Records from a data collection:
........
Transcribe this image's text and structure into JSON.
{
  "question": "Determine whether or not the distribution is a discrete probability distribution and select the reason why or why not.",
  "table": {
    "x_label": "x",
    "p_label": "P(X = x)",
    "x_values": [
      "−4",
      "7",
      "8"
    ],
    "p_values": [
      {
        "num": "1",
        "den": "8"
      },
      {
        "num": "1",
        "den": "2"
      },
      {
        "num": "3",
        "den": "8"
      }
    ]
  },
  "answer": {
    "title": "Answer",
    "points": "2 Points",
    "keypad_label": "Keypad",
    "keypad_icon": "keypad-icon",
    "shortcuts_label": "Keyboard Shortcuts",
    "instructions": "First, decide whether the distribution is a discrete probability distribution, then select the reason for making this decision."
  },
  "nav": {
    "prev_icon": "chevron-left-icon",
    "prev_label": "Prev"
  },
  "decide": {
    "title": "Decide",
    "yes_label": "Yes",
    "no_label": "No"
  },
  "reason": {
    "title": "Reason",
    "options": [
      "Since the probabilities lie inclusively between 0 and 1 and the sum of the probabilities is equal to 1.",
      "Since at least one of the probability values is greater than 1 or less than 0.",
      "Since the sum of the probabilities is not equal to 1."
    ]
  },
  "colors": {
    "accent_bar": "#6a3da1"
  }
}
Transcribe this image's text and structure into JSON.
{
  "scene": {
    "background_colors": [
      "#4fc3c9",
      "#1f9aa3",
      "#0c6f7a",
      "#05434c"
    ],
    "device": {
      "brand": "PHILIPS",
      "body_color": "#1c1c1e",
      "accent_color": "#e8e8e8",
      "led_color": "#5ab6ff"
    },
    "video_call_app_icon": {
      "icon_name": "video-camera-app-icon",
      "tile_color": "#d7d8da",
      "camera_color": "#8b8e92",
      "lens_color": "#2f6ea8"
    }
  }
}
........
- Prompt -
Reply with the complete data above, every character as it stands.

- Output for this task -
Transcribe this image's text and structure into JSON.
{
  "question": "Determine whether or not the distribution is a discrete probability distribution and select the reason why or why not.",
  "table": {
    "x_label": "x",
    "p_label": "P(X = x)",
    "x_values": [
      "−4",
      "7",
      "8"
    ],
    "p_values": [
      {
        "num": "1",
        "den": "8"
      },
      {
        "num": "1",
        "den": "2"
      },
      {
        "num": "3",
        "den": "8"
      }
    ]
  },
  "answer": {
    "title": "Answer",
    "points": "2 Points",
    "keypad_label": "Keypad",
    "keypad_icon": "keypad-icon",
    "shortcuts_label": "Keyboard Shortcuts",
    "instructions": "First, decide whether the distribution is a discrete probability distribution, then select the reason for making this decision."
  },
  "nav": {
    "prev_icon": "chevron-left-icon",
    "prev_label": "Prev"
  },
  "decide": {
    "title": "Decide",
    "yes_label": "Yes",
    "no_label": "No"
  },
  "reason": {
    "title": "Reason",
    "options": [
      "Since the probabilities lie inclusively between 0 and 1 and the sum of the probabilities is equal to 1.",
      "Since at least one of the probability values is greater than 1 or less than 0.",
      "Since the sum of the probabilities is not equal to 1."
    ]
  },
  "colors": {
    "accent_bar": "#6a3da1"
  }
}
Transcribe this image's text and structure into JSON.
{
  "scene": {
    "background_colors": [
      "#4fc3c9",
      "#1f9aa3",
      "#0c6f7a",
      "#05434c"
    ],
    "device": {
      "brand": "PHILIPS",
      "body_color": "#1c1c1e",
      "accent_color": "#e8e8e8",
      "led_color": "#5ab6ff"
    },
    "video_call_app_icon": {
      "icon_name": "video-camera-app-icon",
      "tile_color": "#d7d8da",
      "camera_color": "#8b8e92",
      "lens_color": "#2f6ea8"
    }
  }
}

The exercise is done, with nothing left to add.